- [Working data]:

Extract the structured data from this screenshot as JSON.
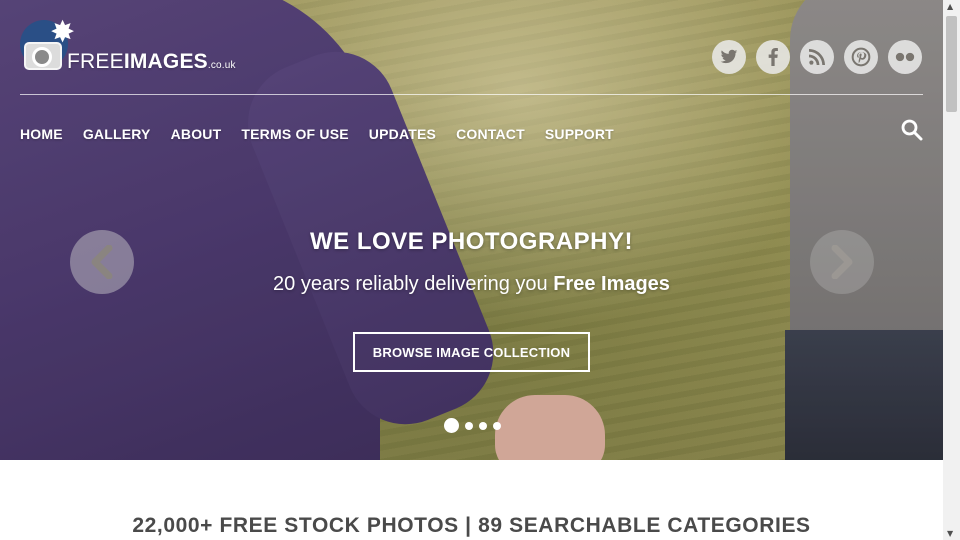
{
  "logo": {
    "brand_light": "FREE",
    "brand_bold": "IMAGES",
    "brand_tld": ".co.uk"
  },
  "socials": [
    {
      "icon": "twitter-icon",
      "glyph": "⚑"
    },
    {
      "icon": "facebook-icon",
      "glyph": "f"
    },
    {
      "icon": "rss-icon",
      "glyph": "◢"
    },
    {
      "icon": "pinterest-icon",
      "glyph": "P"
    },
    {
      "icon": "flickr-icon",
      "glyph": "●●"
    }
  ],
  "nav": {
    "items": [
      "HOME",
      "GALLERY",
      "ABOUT",
      "TERMS OF USE",
      "UPDATES",
      "CONTACT",
      "SUPPORT"
    ]
  },
  "hero": {
    "title": "WE LOVE PHOTOGRAPHY!",
    "subtitle_lead": "20 years reliably delivering you ",
    "subtitle_bold": "Free Images",
    "button_label": "BROWSE IMAGE COLLECTION",
    "active_slide": 1,
    "slide_count": 4
  },
  "tagline": "22,000+ FREE STOCK PHOTOS | 89 SEARCHABLE CATEGORIES",
  "colors": {
    "logo_circle": "#2a4f86",
    "text_light": "#ffffff",
    "tagline_text": "#4a4a4a"
  }
}
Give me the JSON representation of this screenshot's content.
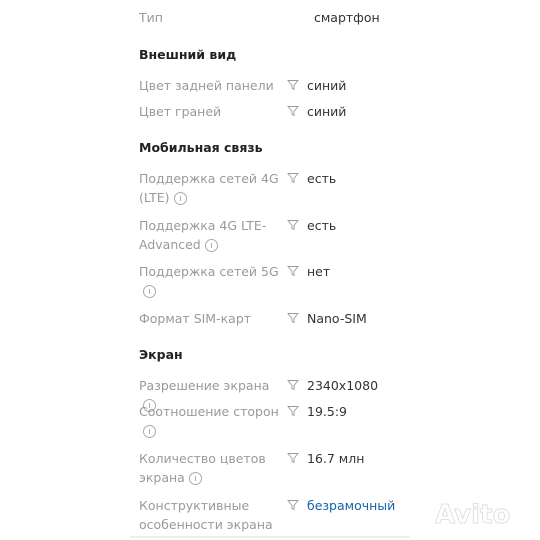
{
  "sections": [
    {
      "title": "",
      "rows": [
        {
          "label": "Тип",
          "value": "смартфон",
          "filter": false
        }
      ]
    },
    {
      "title": "Внешний вид",
      "rows": [
        {
          "label": "Цвет задней панели",
          "value": "синий",
          "filter": true
        },
        {
          "label": "Цвет граней",
          "value": "синий",
          "filter": true
        }
      ]
    },
    {
      "title": "Мобильная связь",
      "rows": [
        {
          "label": "Поддержка сетей 4G (LTE)",
          "value": "есть",
          "filter": true,
          "info": true
        },
        {
          "label": "Поддержка 4G LTE-Advanced",
          "value": "есть",
          "filter": true,
          "info": true
        },
        {
          "label": "Поддержка сетей 5G",
          "value": "нет",
          "filter": true,
          "info": true
        },
        {
          "label": "Формат SIM-карт",
          "value": "Nano-SIM",
          "filter": true
        }
      ]
    },
    {
      "title": "Экран",
      "rows": [
        {
          "label": "Разрешение экрана",
          "value": "2340x1080",
          "filter": true,
          "info": true
        },
        {
          "label": "Соотношение сторон",
          "value": "19.5:9",
          "filter": true,
          "info": true
        },
        {
          "label": "Количество цветов экрана",
          "value": "16.7 млн",
          "filter": true,
          "info": true
        },
        {
          "label": "Конструктивные особенности экрана",
          "value": "безрамочный",
          "filter": true,
          "link": true
        }
      ]
    }
  ],
  "watermark": "Avito",
  "colors": {
    "label": "#9a9a9a",
    "value": "#333333",
    "link": "#1565a8"
  }
}
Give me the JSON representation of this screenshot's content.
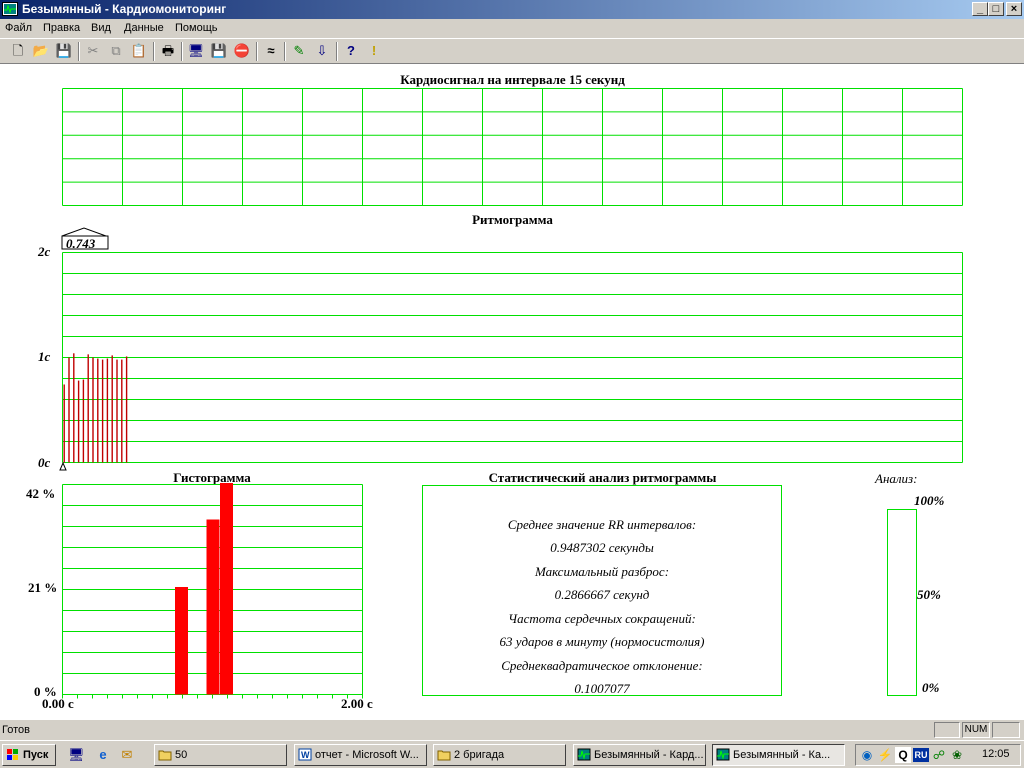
{
  "window": {
    "title": "Безымянный - Кардиомониторинг",
    "minimize_glyph": "_",
    "maximize_glyph": "□",
    "close_glyph": "×"
  },
  "menu": [
    "Файл",
    "Правка",
    "Вид",
    "Данные",
    "Помощь"
  ],
  "toolbar": {
    "icons": [
      "new-file-icon",
      "open-folder-icon",
      "save-icon",
      "cut-icon",
      "copy-icon",
      "paste-icon",
      "print-icon",
      "monitor-icon",
      "save-data-icon",
      "stop-icon",
      "signal-icon",
      "pen-icon",
      "import-icon",
      "help-icon",
      "info-icon"
    ],
    "glyphs": {
      "new": "🗋",
      "open": "📂",
      "save": "💾",
      "cut": "✂",
      "copy": "⧉",
      "paste": "📋",
      "print": "🖶",
      "monitor": "🖥",
      "savedata": "💾",
      "stop": "⛔",
      "signal": "≈",
      "pen": "✎",
      "import": "⇩",
      "help": "?",
      "info": "!"
    }
  },
  "cardio": {
    "title": "Кардиосигнал на интервале 15 секунд",
    "grid_color": "#00e000"
  },
  "rhythmogram": {
    "title": "Ритмограмма",
    "cursor_value": "0.743",
    "y_labels": [
      "2c",
      "1c",
      "0c"
    ],
    "bar_color": "#c00000",
    "chart_data": {
      "type": "bar",
      "ylim": [
        0,
        2
      ],
      "values": [
        0.743,
        1.0,
        1.04,
        0.78,
        0.79,
        1.03,
        1.0,
        0.99,
        0.98,
        0.99,
        1.02,
        0.98,
        0.98,
        1.01
      ]
    }
  },
  "histogram": {
    "title": "Гистограмма",
    "y_labels": [
      "42 %",
      "21 %",
      "0 %"
    ],
    "x_labels": [
      "0.00 c",
      "2.00 c"
    ],
    "bar_color": "#ff0000",
    "chart_data": {
      "type": "bar",
      "xlim": [
        0,
        2
      ],
      "ylim": [
        0,
        42
      ],
      "bars": [
        {
          "x": 0.75,
          "value": 21.5
        },
        {
          "x": 0.96,
          "value": 35
        },
        {
          "x": 1.05,
          "value": 44
        }
      ]
    }
  },
  "stats": {
    "title": "Статистический анализ ритмограммы",
    "lines": [
      "Среднее значение RR интервалов:",
      "0.9487302 секунды",
      "Максимальный разброс:",
      "0.2866667 секунд",
      "Частота сердечных сокращений:",
      "63 ударов в минуту (нормосистолия)",
      "Среднеквадратическое отклонение:",
      "0.1007077"
    ]
  },
  "analysis": {
    "title": "Анализ:",
    "labels": [
      "100%",
      "50%",
      "0%"
    ],
    "level_percent": 0
  },
  "status": {
    "text": "Готов",
    "num": "NUM"
  },
  "taskbar": {
    "start": "Пуск",
    "buttons": [
      "50",
      "отчет - Microsoft W...",
      "2 бригада",
      "Безымянный - Кард...",
      "Безымянный - Ка..."
    ],
    "lang": "RU",
    "clock": "12:05"
  }
}
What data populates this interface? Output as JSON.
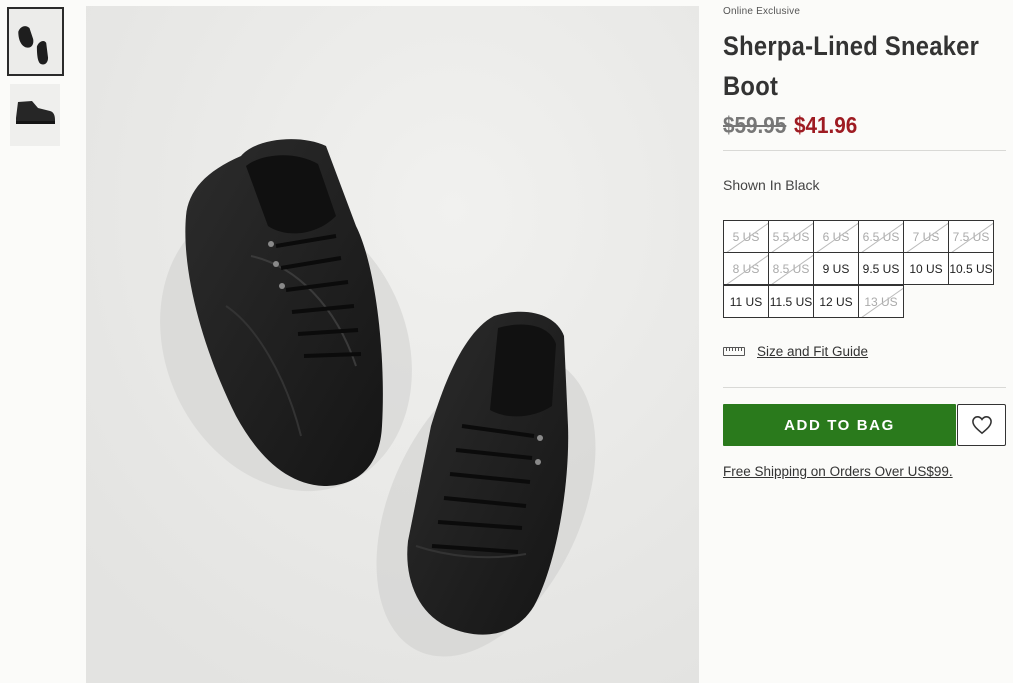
{
  "product": {
    "eyebrow": "Online Exclusive",
    "title": "Sherpa-Lined Sneaker Boot",
    "price_original": "$59.95",
    "price_sale": "$41.96",
    "shown_in": "Shown In Black"
  },
  "gallery": {
    "thumbnails": [
      {
        "name": "top-view",
        "selected": true
      },
      {
        "name": "side-view",
        "selected": false
      }
    ]
  },
  "sizes": [
    {
      "label": "5 US",
      "available": false
    },
    {
      "label": "5.5 US",
      "available": false
    },
    {
      "label": "6 US",
      "available": false
    },
    {
      "label": "6.5 US",
      "available": false
    },
    {
      "label": "7 US",
      "available": false
    },
    {
      "label": "7.5 US",
      "available": false
    },
    {
      "label": "8 US",
      "available": false
    },
    {
      "label": "8.5 US",
      "available": false
    },
    {
      "label": "9 US",
      "available": true
    },
    {
      "label": "9.5 US",
      "available": true
    },
    {
      "label": "10 US",
      "available": true
    },
    {
      "label": "10.5 US",
      "available": true
    },
    {
      "label": "11 US",
      "available": true
    },
    {
      "label": "11.5 US",
      "available": true
    },
    {
      "label": "12 US",
      "available": true
    },
    {
      "label": "13 US",
      "available": false
    }
  ],
  "size_guide": {
    "label": "Size and Fit Guide",
    "icon": "ruler-icon"
  },
  "actions": {
    "add_to_bag": "ADD TO BAG",
    "wishlist_icon": "heart-icon"
  },
  "shipping_note": "Free Shipping on Orders Over US$99.",
  "colors": {
    "sale_price": "#9e1b22",
    "add_to_bag_bg": "#2a7a1c"
  }
}
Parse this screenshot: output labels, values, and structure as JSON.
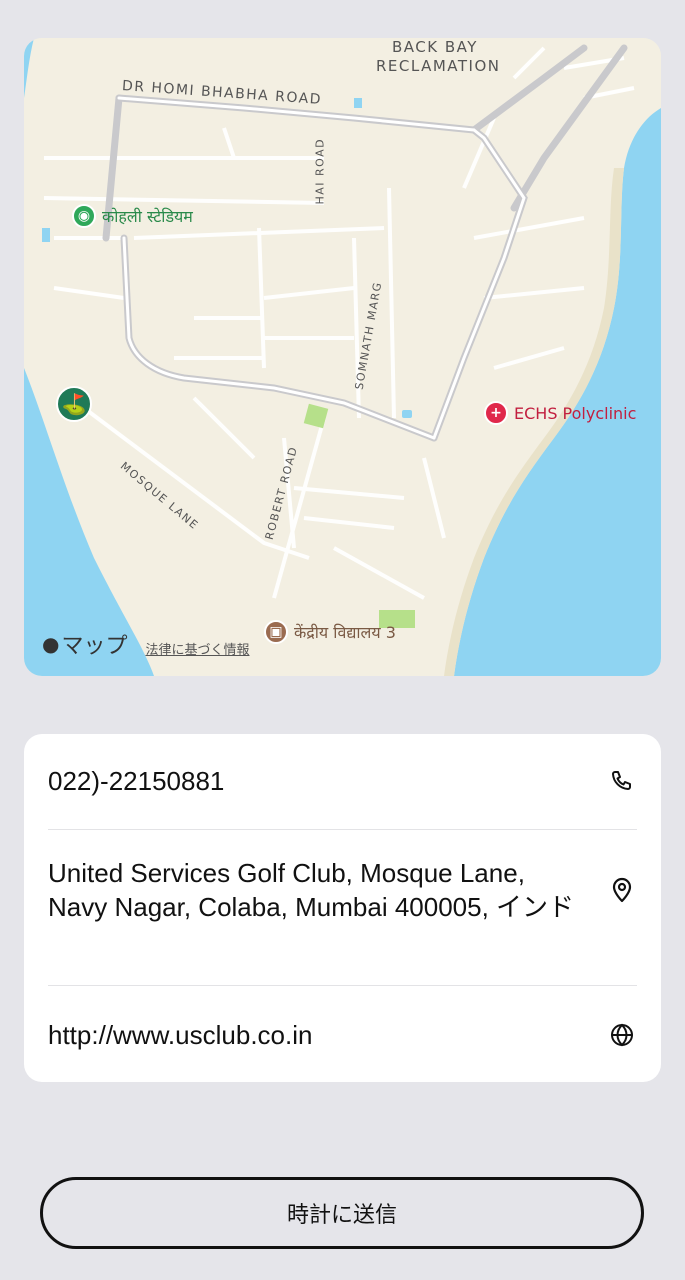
{
  "map": {
    "labels": {
      "back_bay_line1": "BACK BAY",
      "back_bay_line2": "RECLAMATION",
      "dr_homi": "DR HOMI BHABHA ROAD",
      "hai_road": "HAI ROAD",
      "somnath_marg": "SOMNATH MARG",
      "mosque_lane": "MOSQUE LANE",
      "robert_road": "ROBERT ROAD"
    },
    "pois": {
      "stadium": "कोहली स्टेडियम",
      "polyclinic": "ECHS Polyclinic",
      "school": "केंद्रीय विद्यालय 3"
    },
    "brand": "マップ",
    "legal": "法律に基づく情報",
    "colors": {
      "land": "#f3efe2",
      "water": "#8fd4f2",
      "road": "#ffffff",
      "major_road": "#c9c9cc",
      "golf_pin": "#1f7a57",
      "hospital": "#e0284b",
      "stadium": "#2fa85a",
      "school": "#9a6b50"
    }
  },
  "info": {
    "phone": "022)-22150881",
    "address": "United Services Golf Club, Mosque Lane, Navy Nagar, Colaba, Mumbai 400005, インド",
    "website": "http://www.usclub.co.in",
    "icons": {
      "phone": "phone-icon",
      "address": "location-pin-icon",
      "website": "globe-icon"
    }
  },
  "actions": {
    "send_to_watch": "時計に送信"
  }
}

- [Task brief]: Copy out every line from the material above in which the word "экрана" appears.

- [Solution for this task]:
          "label": "Разрешение экрана",
          "label": "Количество цветов экрана",
          "label": "Конструктивные особенности экрана",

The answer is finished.